Ian Thorpe released a new book on his life in October. Does anyone care?
In 2012, at 29 years old, Thorpe failed to make the Australian Olympic Team. A thorough biography of his life and career was completed in 2004 by Greg Hunter, so what’s left to learn?
Is the fact that only one-hundredth of a second at the height of the ‘plastic suit era’ all that separates the Thorpedo from retaining the oldest long course world record in the books enticing enough to take another look at him? You might consider that he did lower the world record five times in the 400-meter freestyle (long course) and then years later his 3:40.08 400-meter freestyle from 2002 the second fastest swim of all time.
His new book has not climbed the New York Times Best Seller list, but unless you just won eight gold medals at the Olympics it’s unlikely a swimming book will. Swimming coaches, swimmers and parents often tend to see the latest trend and leap to it, and Ian Thorpe is not a latest trend.
USA Olympic Coach Eddie Reese tells a story about trends when he was growing up swimming on the east coast of Florida. Everyone was hearing about a new way to swim backstroke with a bent arm. A fast local swimmer bent his arm on the recovery, so all over the Daytona Beach area coaches taught their swimmers to bend their arms over their heads on their recovery, hoping to gain the advantage of this new, allegedly improved style. Then, they learned the bent arm was really effective when it was underwater not on the recovery. Whoops!

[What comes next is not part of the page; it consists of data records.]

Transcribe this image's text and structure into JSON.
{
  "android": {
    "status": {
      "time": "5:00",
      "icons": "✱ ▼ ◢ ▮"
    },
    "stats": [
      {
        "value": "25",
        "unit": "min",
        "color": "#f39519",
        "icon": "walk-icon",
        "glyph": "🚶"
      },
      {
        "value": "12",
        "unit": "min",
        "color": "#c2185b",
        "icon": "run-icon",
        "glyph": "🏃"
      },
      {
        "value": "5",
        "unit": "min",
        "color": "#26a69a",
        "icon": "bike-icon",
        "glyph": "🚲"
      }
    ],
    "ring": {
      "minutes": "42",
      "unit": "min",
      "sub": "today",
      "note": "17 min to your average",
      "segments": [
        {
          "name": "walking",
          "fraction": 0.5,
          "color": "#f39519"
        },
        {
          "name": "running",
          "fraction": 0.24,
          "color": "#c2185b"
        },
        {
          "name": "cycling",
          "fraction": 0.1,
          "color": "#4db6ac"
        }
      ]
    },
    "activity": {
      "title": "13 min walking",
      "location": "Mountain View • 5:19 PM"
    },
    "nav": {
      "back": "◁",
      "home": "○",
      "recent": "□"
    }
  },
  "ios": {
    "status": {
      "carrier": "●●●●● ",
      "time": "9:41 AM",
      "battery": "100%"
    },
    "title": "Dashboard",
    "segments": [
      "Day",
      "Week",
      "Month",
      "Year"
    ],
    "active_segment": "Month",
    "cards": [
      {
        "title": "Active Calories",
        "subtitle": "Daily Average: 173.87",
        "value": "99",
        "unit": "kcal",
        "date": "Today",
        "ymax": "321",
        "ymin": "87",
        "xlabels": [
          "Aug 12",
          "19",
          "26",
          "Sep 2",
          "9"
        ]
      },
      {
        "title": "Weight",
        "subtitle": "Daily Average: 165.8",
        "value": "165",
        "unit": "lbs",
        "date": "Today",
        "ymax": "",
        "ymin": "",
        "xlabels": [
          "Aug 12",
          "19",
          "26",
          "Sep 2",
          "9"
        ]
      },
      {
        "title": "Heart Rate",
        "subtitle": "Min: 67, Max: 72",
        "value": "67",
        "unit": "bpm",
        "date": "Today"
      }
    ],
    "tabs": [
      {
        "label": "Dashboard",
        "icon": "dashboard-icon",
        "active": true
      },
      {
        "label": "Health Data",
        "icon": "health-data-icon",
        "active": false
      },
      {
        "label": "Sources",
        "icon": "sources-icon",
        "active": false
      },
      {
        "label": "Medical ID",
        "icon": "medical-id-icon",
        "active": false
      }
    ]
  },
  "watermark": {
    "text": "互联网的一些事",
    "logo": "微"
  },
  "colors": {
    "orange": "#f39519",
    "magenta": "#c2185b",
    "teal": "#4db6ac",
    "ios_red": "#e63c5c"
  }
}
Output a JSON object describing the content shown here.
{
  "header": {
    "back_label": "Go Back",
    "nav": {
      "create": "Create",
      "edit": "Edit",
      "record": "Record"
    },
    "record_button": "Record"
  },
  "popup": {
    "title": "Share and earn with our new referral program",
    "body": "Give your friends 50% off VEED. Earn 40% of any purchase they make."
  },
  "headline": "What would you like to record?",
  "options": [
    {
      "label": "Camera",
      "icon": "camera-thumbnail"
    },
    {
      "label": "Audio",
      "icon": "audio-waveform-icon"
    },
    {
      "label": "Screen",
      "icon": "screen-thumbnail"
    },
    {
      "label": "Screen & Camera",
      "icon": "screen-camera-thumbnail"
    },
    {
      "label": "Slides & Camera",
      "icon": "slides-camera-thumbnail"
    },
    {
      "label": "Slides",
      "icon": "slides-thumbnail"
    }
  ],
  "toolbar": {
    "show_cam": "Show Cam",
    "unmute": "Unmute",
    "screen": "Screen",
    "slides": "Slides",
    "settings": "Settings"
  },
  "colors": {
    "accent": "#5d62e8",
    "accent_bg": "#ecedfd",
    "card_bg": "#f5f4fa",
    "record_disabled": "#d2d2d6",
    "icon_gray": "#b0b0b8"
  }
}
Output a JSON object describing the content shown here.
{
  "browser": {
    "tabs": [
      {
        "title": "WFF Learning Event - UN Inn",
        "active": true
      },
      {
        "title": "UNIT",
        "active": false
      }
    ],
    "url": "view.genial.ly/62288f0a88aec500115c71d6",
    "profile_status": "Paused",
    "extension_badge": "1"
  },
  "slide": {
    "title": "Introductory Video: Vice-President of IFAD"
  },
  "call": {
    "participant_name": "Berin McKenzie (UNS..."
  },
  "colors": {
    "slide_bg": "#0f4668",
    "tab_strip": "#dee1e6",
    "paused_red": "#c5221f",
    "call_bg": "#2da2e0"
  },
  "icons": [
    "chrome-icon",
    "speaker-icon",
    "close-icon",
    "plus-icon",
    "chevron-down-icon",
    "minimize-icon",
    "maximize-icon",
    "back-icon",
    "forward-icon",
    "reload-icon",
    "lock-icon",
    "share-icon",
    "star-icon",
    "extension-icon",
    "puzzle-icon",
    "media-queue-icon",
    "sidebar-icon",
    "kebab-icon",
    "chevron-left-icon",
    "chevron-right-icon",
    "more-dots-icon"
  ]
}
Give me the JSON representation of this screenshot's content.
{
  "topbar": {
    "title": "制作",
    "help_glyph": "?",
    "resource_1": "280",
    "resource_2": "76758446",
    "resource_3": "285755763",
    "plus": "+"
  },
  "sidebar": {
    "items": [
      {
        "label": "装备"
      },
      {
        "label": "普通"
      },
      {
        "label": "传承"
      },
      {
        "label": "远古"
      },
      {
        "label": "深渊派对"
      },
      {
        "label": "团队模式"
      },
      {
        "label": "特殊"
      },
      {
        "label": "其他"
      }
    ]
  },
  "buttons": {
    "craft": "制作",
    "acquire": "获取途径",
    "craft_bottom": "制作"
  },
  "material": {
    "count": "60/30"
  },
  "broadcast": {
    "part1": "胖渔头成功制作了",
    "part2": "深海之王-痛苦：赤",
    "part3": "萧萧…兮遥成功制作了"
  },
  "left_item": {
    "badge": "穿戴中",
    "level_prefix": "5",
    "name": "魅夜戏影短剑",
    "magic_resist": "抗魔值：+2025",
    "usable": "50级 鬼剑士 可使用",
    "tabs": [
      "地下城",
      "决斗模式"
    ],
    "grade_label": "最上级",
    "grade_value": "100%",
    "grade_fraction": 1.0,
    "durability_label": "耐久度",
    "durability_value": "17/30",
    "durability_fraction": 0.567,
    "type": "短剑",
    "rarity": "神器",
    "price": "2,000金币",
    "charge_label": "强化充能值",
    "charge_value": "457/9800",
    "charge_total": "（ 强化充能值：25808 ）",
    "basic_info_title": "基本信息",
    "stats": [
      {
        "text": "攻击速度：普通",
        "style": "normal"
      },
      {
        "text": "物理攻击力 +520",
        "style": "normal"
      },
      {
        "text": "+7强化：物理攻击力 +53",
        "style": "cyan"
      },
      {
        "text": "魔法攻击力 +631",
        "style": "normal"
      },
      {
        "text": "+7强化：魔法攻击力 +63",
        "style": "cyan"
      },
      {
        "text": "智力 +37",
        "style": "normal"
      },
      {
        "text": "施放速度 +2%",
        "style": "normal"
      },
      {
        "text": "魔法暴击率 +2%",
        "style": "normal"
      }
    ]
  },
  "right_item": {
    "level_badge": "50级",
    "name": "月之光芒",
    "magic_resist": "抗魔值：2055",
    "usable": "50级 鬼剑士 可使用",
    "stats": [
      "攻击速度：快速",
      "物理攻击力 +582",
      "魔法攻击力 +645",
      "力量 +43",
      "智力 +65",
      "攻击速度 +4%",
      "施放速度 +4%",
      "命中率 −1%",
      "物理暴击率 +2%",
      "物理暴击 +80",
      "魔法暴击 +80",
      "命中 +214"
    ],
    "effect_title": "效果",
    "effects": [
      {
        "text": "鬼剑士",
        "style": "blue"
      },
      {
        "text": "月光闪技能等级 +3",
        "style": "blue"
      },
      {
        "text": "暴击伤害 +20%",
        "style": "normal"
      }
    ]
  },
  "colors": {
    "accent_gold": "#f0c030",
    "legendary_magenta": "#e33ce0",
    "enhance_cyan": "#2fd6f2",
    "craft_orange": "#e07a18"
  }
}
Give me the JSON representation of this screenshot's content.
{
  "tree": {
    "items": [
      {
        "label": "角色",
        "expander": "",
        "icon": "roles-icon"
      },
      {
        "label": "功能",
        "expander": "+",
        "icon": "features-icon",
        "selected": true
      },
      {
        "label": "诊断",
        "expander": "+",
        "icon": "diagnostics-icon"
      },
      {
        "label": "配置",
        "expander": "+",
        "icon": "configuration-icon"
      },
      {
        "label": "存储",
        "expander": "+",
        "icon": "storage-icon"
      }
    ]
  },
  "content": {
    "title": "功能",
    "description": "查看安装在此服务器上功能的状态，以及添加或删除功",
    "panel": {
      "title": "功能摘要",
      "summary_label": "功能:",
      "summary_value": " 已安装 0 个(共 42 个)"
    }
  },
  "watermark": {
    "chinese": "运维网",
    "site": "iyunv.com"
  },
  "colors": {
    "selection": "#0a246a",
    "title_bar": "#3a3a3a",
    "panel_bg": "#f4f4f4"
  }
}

History─even recent history─gives us lessons to learn from so we can make better choices today. Parents, coaches and swimmers all have much to learn from history and most certainly from the career of Ian Thorpe, although possibly not over 300 pages.
Like Michael Phelps, Ian had an older sister that was a great swimmer. Christina Thorpe was a world class distance swimmer, a great training partner for Ian growing up and helped mold the family life around being consistent attending practice and concentrating on swimming.
Parents might want to know that Ian had terrific parents and why. He inherited great genes, including the fact that his father was a super-star cricket player and both parents had huge feet. The first -factor suggests that Ian was, and is, a gifted natural athlete and the second helped him become one of the great kickers in the world.
Ian’s parents didn’t push his kids to swim. But his father adopted a policy that if the Thorpe kids were going to be on the swim team, they would complete that year with good sportsmanship and regular practice attendance. At the conclusion of each year there was a break when each child could decide for themselves if they did or didn’t want to continue to swim for the next year.
Coaches can gain knowledge from Ian’s career in several unique areas. One is that when Ian began to enter into ‘senior training’ at age 12, his coach saw the value of his kick and adjusted the timing of the arms to add more of a catch-up of one arm to the next to it to take advantage of his legs. With one arm always out front, it lengthened his 6’5” vessel and gave him constant forward momentum from his magnificent kick. A second is that he worked very hard on kicking and helped the world renew it’s respect for the effect of being a good kicker.
A third area in his development was the word-pictures his age-group coaches used to teach freestyle. He was instructed to lift his elbow on it’s recovery like a crane was lifting it. His hand should hang underneath the elbow with the crane carrying it forward of his head. At that point he was taught to extend out front and slide into the water to a long extension and catch.
A swimmer today might note that Ian raced without a specific plan except to completely exhaust himself at the finish. He applied his effort with a great deal of intuition. Even though he became the youngest male world champion in history at just 15-years old, he had many great races in and out of Australia with the likes of Grant Hackett. He won the vast majority of big ones with his intuitive application of effort serving him very, very well.
Ian Thorpe became a multi-millionaire through swimming but perhaps what he can teach us best is how we can care for our community. He has said, “Sometimes we question things that we have done in our lives but how many times do we question what we haven’t done in someone else’s.”
About ten years ago, he founded the “Fountain For Youth” in his homeland. The foundation targets education, health and cultural development programs for native Australian children that live in remote aboriginal communities. Ian has used his fame to help boost awareness for the needs of these children and create partnerships in Australia to produce positive and sometimes dramatic changes. Fountain For Youth now works in 20 remote indigenous communities.
Oh yes, Ian Thorpe is still relevant today. In the long run he may be remembered for what he’s done for others, more than for himself, or as a great swimmer.
Chuck Warner has been a swimming coach for more than forty years. His teams have won seven national Y team championships, been runners-up for the NCAA Division II championship three times, been a USA National Team swim coach three times and Big East Conference coach of the year four times. Chuck has authored two books: “Four Champions, One Gold Medal” about the training and race for the 1500 meter gold medal in the 1976 Olympics. “…And Then They Won Gold: Stepping Stones To Swimming Excellence – Volume I” is out now. It is eight short stories of some of the greatest male swimmers in history. The second volume devoted to women’s swimmers is due out next year. He is the founder, President and CEO of Arete Aquatic Services and owner of the ARETE Swim Camp.
FOR MORE INFORMATION ON ORDERING“…And Then They Won Gold” go towww.areteswim.com and access “Books/Media.”